_WHAT YOU HAVE TO DO:_ Nothing in the records may be changed; reproduce all of them.

App and web page records
#####

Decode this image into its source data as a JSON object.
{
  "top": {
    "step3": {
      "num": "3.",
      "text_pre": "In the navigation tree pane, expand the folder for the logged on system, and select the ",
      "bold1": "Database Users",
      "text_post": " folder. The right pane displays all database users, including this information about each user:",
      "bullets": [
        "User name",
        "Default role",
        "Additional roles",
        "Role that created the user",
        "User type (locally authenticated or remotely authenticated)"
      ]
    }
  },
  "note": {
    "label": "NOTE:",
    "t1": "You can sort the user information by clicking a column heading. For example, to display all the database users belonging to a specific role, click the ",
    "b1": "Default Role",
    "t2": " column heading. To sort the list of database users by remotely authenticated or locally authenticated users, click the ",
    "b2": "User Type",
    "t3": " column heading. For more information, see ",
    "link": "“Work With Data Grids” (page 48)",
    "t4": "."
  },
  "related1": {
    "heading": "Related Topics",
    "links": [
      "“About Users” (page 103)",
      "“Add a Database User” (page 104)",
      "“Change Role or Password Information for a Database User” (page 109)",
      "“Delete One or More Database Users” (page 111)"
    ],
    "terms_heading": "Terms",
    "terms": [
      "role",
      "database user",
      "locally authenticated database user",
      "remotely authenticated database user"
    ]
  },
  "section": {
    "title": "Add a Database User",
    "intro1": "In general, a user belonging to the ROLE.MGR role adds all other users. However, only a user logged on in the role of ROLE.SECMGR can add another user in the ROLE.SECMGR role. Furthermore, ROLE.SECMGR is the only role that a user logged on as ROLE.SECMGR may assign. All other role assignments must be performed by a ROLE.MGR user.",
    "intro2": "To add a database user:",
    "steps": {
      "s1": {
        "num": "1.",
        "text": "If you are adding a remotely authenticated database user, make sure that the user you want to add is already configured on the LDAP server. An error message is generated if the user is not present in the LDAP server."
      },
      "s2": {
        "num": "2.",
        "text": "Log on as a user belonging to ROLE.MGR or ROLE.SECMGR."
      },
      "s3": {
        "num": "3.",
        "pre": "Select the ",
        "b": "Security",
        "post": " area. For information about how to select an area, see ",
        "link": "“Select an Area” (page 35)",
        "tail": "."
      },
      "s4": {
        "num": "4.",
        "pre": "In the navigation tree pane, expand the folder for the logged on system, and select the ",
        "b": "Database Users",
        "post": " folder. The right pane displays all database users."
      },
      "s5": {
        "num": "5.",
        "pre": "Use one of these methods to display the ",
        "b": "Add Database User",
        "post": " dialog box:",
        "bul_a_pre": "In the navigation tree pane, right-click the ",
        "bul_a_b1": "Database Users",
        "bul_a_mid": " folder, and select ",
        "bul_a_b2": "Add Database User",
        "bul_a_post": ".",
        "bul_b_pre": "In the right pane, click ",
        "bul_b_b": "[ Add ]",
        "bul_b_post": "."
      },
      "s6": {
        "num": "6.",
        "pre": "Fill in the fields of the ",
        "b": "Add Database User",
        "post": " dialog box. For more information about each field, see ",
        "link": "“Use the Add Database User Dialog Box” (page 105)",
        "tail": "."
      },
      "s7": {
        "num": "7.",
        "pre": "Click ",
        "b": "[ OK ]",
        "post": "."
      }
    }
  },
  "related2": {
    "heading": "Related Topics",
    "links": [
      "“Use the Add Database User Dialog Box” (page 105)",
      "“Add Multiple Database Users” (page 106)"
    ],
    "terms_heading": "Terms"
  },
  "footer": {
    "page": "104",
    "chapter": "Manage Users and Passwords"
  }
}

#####

_SOLUTION TO THE PROBLEM:_
Decode this image into its source data as a JSON object.
{
  "top": {
    "step3": {
      "num": "3.",
      "text_pre": "In the navigation tree pane, expand the folder for the logged on system, and select the ",
      "bold1": "Database Users",
      "text_post": " folder. The right pane displays all database users, including this information about each user:",
      "bullets": [
        "User name",
        "Default role",
        "Additional roles",
        "Role that created the user",
        "User type (locally authenticated or remotely authenticated)"
      ]
    }
  },
  "note": {
    "label": "NOTE:",
    "t1": "You can sort the user information by clicking a column heading. For example, to display all the database users belonging to a specific role, click the ",
    "b1": "Default Role",
    "t2": " column heading. To sort the list of database users by remotely authenticated or locally authenticated users, click the ",
    "b2": "User Type",
    "t3": " column heading. For more information, see ",
    "link": "“Work With Data Grids” (page 48)",
    "t4": "."
  },
  "related1": {
    "heading": "Related Topics",
    "links": [
      "“About Users” (page 103)",
      "“Add a Database User” (page 104)",
      "“Change Role or Password Information for a Database User” (page 109)",
      "“Delete One or More Database Users” (page 111)"
    ],
    "terms_heading": "Terms",
    "terms": [
      "role",
      "database user",
      "locally authenticated database user",
      "remotely authenticated database user"
    ]
  },
  "section": {
    "title": "Add a Database User",
    "intro1": "In general, a user belonging to the ROLE.MGR role adds all other users. However, only a user logged on in the role of ROLE.SECMGR can add another user in the ROLE.SECMGR role. Furthermore, ROLE.SECMGR is the only role that a user logged on as ROLE.SECMGR may assign. All other role assignments must be performed by a ROLE.MGR user.",
    "intro2": "To add a database user:",
    "steps": {
      "s1": {
        "num": "1.",
        "text": "If you are adding a remotely authenticated database user, make sure that the user you want to add is already configured on the LDAP server. An error message is generated if the user is not present in the LDAP server."
      },
      "s2": {
        "num": "2.",
        "text": "Log on as a user belonging to ROLE.MGR or ROLE.SECMGR."
      },
      "s3": {
        "num": "3.",
        "pre": "Select the ",
        "b": "Security",
        "post": " area. For information about how to select an area, see ",
        "link": "“Select an Area” (page 35)",
        "tail": "."
      },
      "s4": {
        "num": "4.",
        "pre": "In the navigation tree pane, expand the folder for the logged on system, and select the ",
        "b": "Database Users",
        "post": " folder. The right pane displays all database users."
      },
      "s5": {
        "num": "5.",
        "pre": "Use one of these methods to display the ",
        "b": "Add Database User",
        "post": " dialog box:",
        "bul_a_pre": "In the navigation tree pane, right-click the ",
        "bul_a_b1": "Database Users",
        "bul_a_mid": " folder, and select ",
        "bul_a_b2": "Add Database User",
        "bul_a_post": ".",
        "bul_b_pre": "In the right pane, click ",
        "bul_b_b": "[ Add ]",
        "bul_b_post": "."
      },
      "s6": {
        "num": "6.",
        "pre": "Fill in the fields of the ",
        "b": "Add Database User",
        "post": " dialog box. For more information about each field, see ",
        "link": "“Use the Add Database User Dialog Box” (page 105)",
        "tail": "."
      },
      "s7": {
        "num": "7.",
        "pre": "Click ",
        "b": "[ OK ]",
        "post": "."
      }
    }
  },
  "related2": {
    "heading": "Related Topics",
    "links": [
      "“Use the Add Database User Dialog Box” (page 105)",
      "“Add Multiple Database Users” (page 106)"
    ],
    "terms_heading": "Terms"
  },
  "footer": {
    "page": "104",
    "chapter": "Manage Users and Passwords"
  }
}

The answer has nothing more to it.